His glazes have evolved through the years. I like the more subtle colors of his best. I especially like this one; it looks like it's old and worn off in places. He described the glaze to me once and it didn't stick in my brain, but I do know that he had to go out of his way to achieve that effect. 

All in all I like this piece. It makes me happy. 

More later,

e A r n i e

My Chin ceramic pot with his signature frog

P.S. I guess I should mention that Chin has a website: If you go there tell him eArnie sent you.

Tuesday, May 15, 2012

Follow-up to Holy Thursday. Good Friday, for Instance

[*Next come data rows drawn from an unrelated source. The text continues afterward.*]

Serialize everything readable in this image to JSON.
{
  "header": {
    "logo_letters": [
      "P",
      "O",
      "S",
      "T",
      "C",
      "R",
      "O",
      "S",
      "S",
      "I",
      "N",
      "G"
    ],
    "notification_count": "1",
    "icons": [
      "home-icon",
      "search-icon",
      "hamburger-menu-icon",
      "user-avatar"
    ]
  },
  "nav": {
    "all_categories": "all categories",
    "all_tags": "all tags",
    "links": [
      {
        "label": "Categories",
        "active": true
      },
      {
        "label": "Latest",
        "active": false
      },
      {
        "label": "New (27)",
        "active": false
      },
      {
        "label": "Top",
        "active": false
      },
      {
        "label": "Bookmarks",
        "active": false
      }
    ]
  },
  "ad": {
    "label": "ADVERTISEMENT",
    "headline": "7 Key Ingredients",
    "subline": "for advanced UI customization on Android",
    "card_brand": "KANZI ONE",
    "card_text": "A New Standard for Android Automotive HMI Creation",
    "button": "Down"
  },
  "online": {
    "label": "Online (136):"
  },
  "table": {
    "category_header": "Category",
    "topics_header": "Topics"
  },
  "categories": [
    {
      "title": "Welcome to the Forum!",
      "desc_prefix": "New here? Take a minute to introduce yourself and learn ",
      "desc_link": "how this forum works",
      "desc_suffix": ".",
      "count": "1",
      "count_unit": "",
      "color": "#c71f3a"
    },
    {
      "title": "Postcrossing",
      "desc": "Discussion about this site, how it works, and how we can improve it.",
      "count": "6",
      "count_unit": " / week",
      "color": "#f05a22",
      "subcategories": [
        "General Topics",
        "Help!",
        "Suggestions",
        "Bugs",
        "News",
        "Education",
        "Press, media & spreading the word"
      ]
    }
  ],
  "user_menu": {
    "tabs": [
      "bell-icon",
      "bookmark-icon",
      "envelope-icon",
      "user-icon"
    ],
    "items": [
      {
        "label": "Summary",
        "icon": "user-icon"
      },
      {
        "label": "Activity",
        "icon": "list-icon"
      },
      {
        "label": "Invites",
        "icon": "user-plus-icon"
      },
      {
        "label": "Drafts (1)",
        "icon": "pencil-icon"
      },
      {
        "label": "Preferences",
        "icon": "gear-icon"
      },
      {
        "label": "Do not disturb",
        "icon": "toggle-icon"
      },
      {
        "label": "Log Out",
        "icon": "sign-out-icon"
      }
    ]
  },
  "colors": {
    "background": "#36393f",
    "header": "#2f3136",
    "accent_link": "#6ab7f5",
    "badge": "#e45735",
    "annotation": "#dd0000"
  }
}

Well, it's been over a month since I last wrote. There's a reason for that. I've been spent, emotionally and physically.

My last post was about Holy Thursday. After that – after Easter – I wrote a post about Good Friday and the Easter Vigil; I just didn't publish it. Actually, I told myself that I would write it for myself, and then rewrite it for posting. Turns out, I didn't even make it through the first writing. I was reading it just now and it stops mid-sentence. I was crying while writing it and I think I decided to sleep on it and then finish it later. Then, I didn't finish it later. Father Larry had said that the readings for Palm Sunday and the rest of the week were bi-polar (his words) and he wasn't lying. I won't go into too much detail – because I told myself I wouldn't dwell on things like that here – but I’ll summarize.

Friday was a mix of being too long and being wonderful with dramatic songs. Saturday I rested and then went to church by 7:30 PM, ready to sing. After having practiced so much and after singing beautiful songs with a beautiful choir and a small orchestra, after a finale of the Halleluiah Chorus from Handel's Messiah and the adrenaline rush that went along with it I had a complete meltdown. At one point, I was crying in a grocery store shopping for a piece of cake to take home and eat alone. I was very lonely. My friend, Nameless, usually would come with me to events like this, but he must have been with his family that night. I don't even remember why he didn't go. Maybe I didn't ask him to. Then, nobody asked me how it went and I felt even worse about it.

Then we had a retreat to put on the next weekend. I'm sworn to secrecy, so I can't describe what is involved in a Christ Renews His Parish retreat (CRHP), but I will say that it was one of the  most moving, rewarding, exhausting experiences I've had in a while. And, I made friends that I would not have had otherwise.

However, coming as it did on the heels of Easter weekend I was very, very tired and there were follow-up meetings to attend and there were other things going on to the point that last week I had to play hookie from choir practice because I had something going on every night of the week and I couldn't take it any more.

But, I'm better now. I have gone through most of the things in The Room and though it's still not presentable, I feel better about it. I found a nice little shelf and wooden magazine holders for my piano music. I've gone through the box of artwork and I've decided where I want to put most of it.

One thing I decided to do this year was remember birthdays and I did pretty good until May. I blew it on the first few weeks. But, I think I'll be able to get back in the saddle and keep going with it. I do love writing letters (actually handwriting them) and sending cards through the mail and people really seem to appreciate getting them, so it's something I am going to keep up.

So, that's what's been going on this last month. That and visiting four relatives in four different hospitals on four different occasions for four different ailments. But, that's a different story for a different time.

More later,

e A r n i e